Trump, who has noticed the upturn in Warren’s fortunes, turned his attention back to her on Thursday evening during a New Hampshire rally at which he promised more attacks on the subject.

“Like, Elizabeth Warren — I did the Pocahontas thing,” Trump said. “I hit her really hard, and it looked like she was down and out, but that was too long ago. I should’ve waited. But don’t worry, we will revive it.”

The issue does not come up on the trail often from voters or reporters. In dozens of interviews, concerns about Warren’s electability usually revolve around her being too far to the left or whether a female candidate can defeat Trump in a country that’s never elected a woman president.

The criticism over the handling of the DNA test was just the latest iteration of the controversy surrounding Warren’s past claims of Native American ancestry. It emerged during Warren’s first Senate run in 2012 when Republicans suggested she used it to get hired by prestigious universities. In 2018, Warren gave The Boston Globe access to her university personnel files, a step she had previously resisted. The paper determined the people in charge of hiring considered her a white woman and that her claims of Native American ancestry were not a factor.

Warren’s exhaustive plan makes no mention of her fraught history on the issue but it does address seemingly every other topic, including past treaties, criminal jurisdiction, the Dakota Access pipeline, banking access, roads, Native American contractors, housing, the Indian Health Service, the Bureau of Indian Education, violence against indigenous women, and many more issues.
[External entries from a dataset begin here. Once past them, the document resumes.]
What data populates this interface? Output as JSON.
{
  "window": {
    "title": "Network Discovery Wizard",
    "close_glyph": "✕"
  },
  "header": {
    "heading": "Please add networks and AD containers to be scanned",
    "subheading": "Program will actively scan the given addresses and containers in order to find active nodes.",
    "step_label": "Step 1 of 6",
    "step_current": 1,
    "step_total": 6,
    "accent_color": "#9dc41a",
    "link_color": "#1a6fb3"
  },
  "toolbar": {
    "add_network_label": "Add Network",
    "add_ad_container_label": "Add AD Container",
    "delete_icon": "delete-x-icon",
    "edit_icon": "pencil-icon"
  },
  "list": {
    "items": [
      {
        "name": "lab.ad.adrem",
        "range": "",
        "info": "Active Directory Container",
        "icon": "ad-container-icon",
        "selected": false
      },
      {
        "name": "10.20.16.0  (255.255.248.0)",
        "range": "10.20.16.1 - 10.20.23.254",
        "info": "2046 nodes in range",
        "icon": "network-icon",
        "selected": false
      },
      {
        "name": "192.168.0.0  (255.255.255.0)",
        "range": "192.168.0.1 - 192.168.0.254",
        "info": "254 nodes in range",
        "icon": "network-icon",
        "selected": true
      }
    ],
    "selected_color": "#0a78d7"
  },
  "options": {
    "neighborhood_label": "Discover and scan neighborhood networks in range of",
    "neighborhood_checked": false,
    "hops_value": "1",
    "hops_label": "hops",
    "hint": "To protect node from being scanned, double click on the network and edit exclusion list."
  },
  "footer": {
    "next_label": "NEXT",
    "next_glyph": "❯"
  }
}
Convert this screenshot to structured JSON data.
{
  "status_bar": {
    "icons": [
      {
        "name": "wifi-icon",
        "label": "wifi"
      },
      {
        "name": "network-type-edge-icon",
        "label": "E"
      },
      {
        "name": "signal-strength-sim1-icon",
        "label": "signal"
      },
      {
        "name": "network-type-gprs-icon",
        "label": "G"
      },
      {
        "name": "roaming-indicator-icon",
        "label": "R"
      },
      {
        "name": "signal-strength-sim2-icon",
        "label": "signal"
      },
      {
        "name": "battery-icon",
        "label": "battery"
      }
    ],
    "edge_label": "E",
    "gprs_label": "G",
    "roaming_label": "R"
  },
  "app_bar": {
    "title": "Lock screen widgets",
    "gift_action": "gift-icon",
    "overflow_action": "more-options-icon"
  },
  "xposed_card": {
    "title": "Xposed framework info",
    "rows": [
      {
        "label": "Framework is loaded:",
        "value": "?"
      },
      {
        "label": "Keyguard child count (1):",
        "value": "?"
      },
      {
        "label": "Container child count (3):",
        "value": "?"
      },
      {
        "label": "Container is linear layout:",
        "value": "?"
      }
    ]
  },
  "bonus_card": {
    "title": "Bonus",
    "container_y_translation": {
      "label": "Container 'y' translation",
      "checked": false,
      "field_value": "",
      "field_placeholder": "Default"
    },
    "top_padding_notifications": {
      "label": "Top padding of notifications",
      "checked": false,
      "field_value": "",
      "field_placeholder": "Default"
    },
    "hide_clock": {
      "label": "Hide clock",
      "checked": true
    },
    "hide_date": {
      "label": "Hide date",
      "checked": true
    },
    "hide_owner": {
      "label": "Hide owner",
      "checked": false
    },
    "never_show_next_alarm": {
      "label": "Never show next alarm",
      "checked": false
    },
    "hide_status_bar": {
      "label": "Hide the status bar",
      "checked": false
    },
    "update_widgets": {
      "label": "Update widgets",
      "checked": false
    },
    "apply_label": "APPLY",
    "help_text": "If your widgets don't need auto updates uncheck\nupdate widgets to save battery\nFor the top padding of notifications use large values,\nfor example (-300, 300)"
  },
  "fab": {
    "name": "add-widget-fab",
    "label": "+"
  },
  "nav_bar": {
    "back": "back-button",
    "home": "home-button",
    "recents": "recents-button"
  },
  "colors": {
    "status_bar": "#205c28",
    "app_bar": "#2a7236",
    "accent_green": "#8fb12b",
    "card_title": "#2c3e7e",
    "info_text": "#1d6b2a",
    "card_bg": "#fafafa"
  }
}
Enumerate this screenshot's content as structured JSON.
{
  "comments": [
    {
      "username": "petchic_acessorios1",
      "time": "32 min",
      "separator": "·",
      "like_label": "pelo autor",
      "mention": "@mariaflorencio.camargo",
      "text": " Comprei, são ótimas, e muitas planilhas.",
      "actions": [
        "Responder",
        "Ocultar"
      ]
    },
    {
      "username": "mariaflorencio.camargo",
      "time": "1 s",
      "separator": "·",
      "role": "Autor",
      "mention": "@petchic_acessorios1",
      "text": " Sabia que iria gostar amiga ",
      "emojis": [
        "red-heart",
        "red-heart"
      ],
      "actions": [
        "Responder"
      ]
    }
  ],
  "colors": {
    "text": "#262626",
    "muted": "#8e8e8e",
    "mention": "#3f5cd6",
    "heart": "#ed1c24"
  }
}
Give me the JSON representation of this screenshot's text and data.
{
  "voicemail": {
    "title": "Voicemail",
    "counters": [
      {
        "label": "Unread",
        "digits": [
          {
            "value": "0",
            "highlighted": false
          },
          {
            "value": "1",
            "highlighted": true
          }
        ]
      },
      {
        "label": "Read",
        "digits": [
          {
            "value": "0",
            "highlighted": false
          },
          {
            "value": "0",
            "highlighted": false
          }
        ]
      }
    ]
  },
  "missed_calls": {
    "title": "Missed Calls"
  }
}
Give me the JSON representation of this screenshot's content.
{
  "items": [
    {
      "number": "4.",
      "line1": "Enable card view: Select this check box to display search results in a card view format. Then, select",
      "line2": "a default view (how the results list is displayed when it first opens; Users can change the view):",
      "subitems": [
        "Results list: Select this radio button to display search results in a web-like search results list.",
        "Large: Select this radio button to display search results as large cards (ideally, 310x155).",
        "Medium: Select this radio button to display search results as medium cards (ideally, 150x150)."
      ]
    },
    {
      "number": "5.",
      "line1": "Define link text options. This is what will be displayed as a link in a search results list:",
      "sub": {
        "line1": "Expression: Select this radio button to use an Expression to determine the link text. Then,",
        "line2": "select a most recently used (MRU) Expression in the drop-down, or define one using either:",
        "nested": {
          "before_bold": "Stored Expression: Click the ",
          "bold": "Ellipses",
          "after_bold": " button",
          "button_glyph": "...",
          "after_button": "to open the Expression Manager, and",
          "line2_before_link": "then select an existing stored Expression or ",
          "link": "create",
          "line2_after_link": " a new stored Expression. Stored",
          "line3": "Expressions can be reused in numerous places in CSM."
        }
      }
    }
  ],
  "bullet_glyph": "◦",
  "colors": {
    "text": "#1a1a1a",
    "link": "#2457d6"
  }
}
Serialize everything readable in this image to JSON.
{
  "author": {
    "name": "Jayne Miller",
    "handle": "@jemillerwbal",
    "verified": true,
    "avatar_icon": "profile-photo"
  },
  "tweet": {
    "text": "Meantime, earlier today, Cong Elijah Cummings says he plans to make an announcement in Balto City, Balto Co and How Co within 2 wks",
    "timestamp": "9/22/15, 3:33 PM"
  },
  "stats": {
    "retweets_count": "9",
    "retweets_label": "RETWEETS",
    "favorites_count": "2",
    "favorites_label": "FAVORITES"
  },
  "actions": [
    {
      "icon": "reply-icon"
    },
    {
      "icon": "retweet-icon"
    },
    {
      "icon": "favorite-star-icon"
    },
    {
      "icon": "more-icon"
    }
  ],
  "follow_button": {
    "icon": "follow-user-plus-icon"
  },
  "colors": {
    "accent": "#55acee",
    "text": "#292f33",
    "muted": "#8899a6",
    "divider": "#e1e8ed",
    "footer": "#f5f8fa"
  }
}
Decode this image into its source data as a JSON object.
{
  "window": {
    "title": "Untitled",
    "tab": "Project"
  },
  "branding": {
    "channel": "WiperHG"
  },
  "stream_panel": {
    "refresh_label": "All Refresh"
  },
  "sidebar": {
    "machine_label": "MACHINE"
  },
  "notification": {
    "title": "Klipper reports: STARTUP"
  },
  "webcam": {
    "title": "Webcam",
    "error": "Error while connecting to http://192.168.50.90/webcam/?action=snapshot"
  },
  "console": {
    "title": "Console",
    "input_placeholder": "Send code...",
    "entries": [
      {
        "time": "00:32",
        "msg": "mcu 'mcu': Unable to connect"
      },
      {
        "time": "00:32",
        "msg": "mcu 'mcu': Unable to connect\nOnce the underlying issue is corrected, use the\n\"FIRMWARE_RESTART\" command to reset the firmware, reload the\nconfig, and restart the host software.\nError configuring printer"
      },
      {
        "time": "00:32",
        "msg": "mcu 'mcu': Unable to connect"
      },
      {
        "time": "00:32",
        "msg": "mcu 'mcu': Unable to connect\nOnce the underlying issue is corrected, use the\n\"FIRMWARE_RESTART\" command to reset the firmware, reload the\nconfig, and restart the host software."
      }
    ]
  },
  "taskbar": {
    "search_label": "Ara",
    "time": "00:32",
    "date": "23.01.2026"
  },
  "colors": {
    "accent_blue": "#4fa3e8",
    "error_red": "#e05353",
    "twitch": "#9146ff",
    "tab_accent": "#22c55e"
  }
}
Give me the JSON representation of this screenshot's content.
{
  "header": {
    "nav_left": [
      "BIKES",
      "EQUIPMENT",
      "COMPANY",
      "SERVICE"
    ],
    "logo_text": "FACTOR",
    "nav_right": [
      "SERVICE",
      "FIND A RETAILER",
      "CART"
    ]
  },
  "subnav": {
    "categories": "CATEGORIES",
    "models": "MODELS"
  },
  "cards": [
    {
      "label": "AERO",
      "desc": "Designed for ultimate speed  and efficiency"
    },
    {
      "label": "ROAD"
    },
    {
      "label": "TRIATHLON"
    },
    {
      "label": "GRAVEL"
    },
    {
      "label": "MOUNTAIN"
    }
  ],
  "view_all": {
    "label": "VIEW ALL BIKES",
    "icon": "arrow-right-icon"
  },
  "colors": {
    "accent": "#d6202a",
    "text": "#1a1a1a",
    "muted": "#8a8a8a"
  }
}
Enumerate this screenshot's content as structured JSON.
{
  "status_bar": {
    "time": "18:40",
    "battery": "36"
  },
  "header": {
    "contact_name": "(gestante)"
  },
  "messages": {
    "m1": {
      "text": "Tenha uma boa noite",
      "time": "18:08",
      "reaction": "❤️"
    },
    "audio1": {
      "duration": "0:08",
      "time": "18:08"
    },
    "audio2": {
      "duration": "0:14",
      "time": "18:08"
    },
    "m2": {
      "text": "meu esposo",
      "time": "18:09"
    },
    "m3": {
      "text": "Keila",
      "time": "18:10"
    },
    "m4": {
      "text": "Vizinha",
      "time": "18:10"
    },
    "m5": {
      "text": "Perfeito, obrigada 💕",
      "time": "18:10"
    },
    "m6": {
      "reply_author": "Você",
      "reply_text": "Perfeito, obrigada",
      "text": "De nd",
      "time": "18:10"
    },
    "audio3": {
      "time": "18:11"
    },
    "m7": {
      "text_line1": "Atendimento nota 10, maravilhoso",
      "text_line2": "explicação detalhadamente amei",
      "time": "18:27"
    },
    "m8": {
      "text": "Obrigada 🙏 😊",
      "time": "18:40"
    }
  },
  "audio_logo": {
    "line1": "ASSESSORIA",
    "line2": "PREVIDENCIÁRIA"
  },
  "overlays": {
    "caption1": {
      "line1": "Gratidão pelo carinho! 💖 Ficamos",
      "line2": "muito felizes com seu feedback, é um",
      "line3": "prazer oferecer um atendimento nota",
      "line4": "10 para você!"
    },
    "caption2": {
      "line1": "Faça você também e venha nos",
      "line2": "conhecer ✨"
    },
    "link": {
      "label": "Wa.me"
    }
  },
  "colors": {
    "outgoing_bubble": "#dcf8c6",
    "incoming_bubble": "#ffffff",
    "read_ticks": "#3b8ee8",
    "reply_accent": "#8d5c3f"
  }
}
The Warren team highlighted that she is the first presidential candidate to call for an “Oliphant fix,” a reference to a 1978 Supreme Court decision that says non-natives on tribal land aren’t automatically subject to tribal government criminal jurisdiction.

“Congress is currently attempting to expand the domestic violence exception to Oliphant as part of the latest reauthorization of" the Violence Against Women Act, she wrote. “I wholeheartedly support that effort. But I believe that respecting Tribal sovereignty and improving public safety in Indian Country demands that we must go much further.”